WORK INSTRUCTIONS: Your reply should reproduce the data below without a single alteration, apart from dropping the images.

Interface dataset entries
Segment Open
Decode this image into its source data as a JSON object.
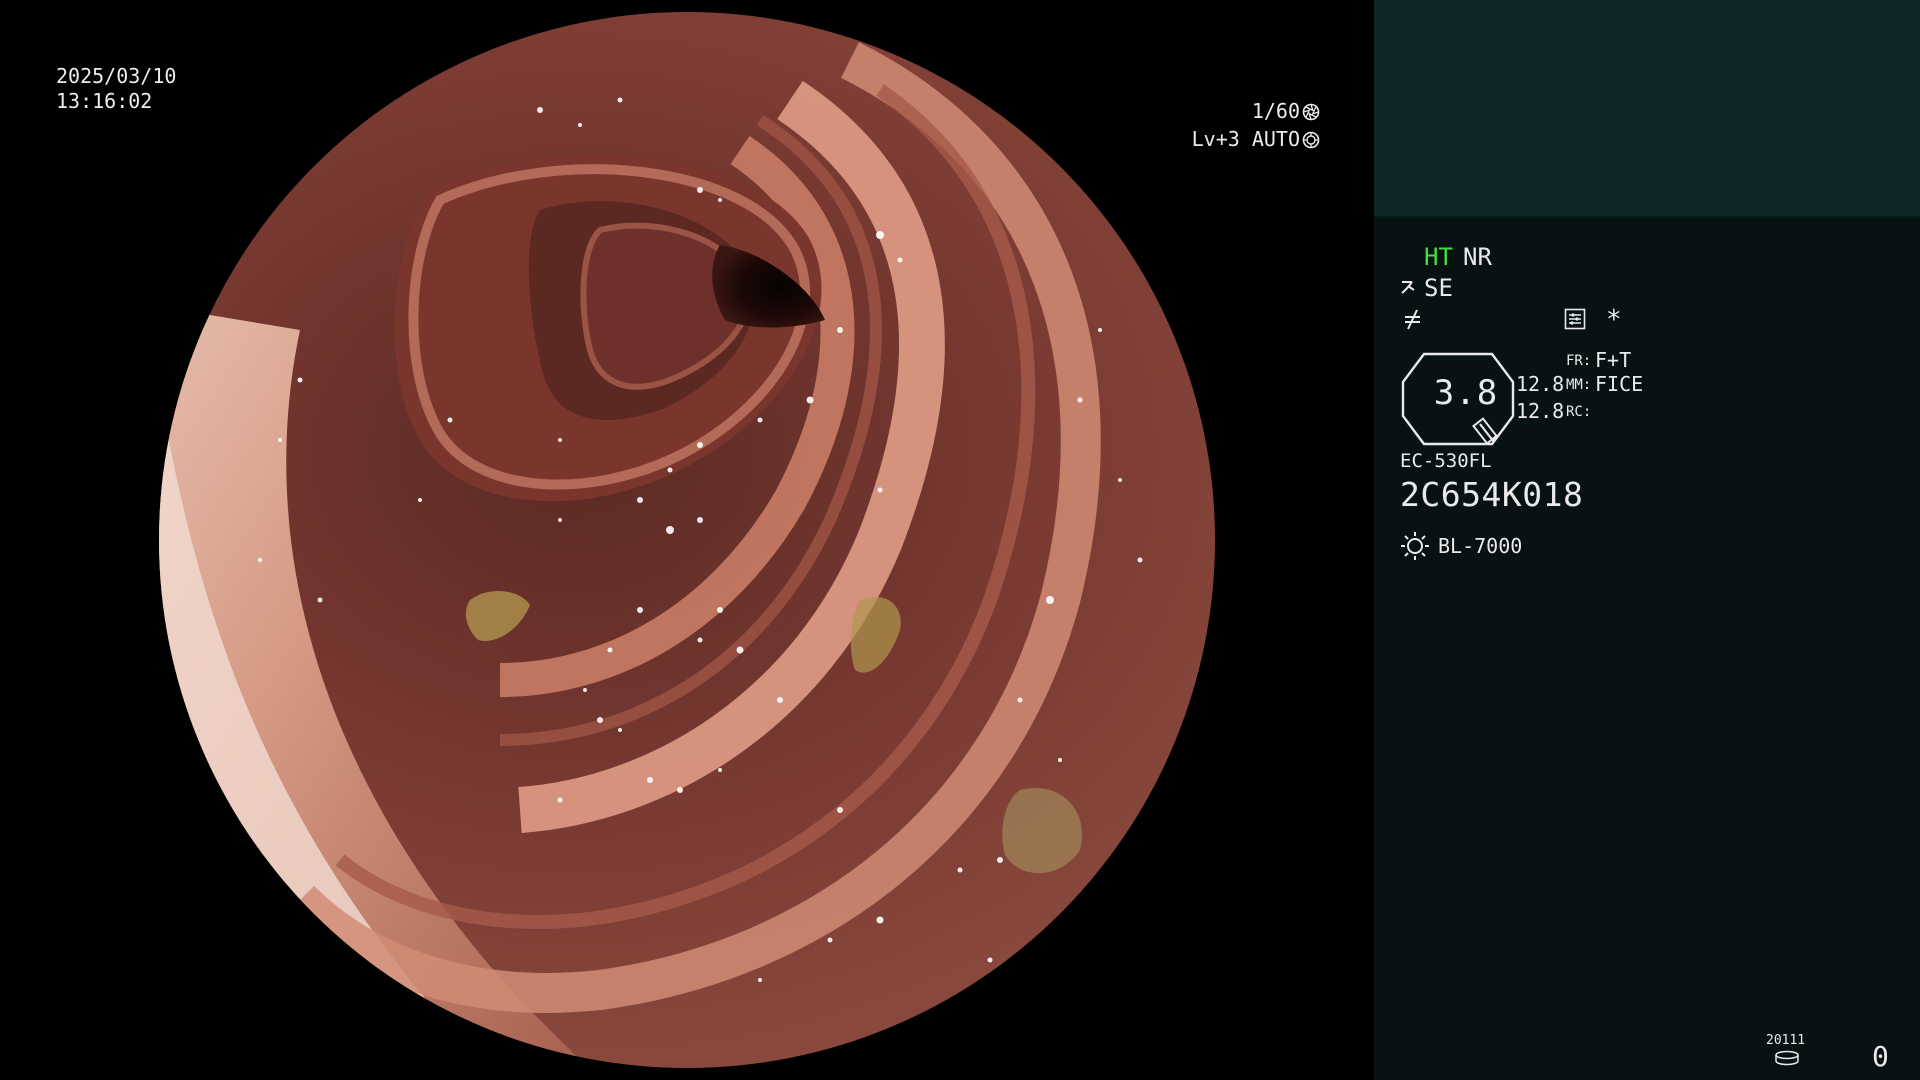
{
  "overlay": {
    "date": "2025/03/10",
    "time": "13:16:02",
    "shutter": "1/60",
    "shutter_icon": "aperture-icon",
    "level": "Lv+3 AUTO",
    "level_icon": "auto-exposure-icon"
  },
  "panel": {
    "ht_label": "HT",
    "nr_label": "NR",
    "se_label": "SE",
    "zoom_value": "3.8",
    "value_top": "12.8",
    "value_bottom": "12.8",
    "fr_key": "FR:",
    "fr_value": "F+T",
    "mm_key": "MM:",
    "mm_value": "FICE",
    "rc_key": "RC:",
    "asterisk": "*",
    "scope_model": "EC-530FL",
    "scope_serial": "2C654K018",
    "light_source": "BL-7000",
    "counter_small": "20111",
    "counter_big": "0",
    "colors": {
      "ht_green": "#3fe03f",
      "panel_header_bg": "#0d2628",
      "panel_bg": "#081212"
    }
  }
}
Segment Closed
SOLUTION BELOW:
Decode this image into its source data as a JSON object.
{
  "overlay": {
    "date": "2025/03/10",
    "time": "13:16:02",
    "shutter": "1/60",
    "shutter_icon": "aperture-icon",
    "level": "Lv+3 AUTO",
    "level_icon": "auto-exposure-icon"
  },
  "panel": {
    "ht_label": "HT",
    "nr_label": "NR",
    "se_label": "SE",
    "zoom_value": "3.8",
    "value_top": "12.8",
    "value_bottom": "12.8",
    "fr_key": "FR:",
    "fr_value": "F+T",
    "mm_key": "MM:",
    "mm_value": "FICE",
    "rc_key": "RC:",
    "asterisk": "*",
    "scope_model": "EC-530FL",
    "scope_serial": "2C654K018",
    "light_source": "BL-7000",
    "counter_small": "20111",
    "counter_big": "0",
    "colors": {
      "ht_green": "#3fe03f",
      "panel_header_bg": "#0d2628",
      "panel_bg": "#081212"
    }
  }
}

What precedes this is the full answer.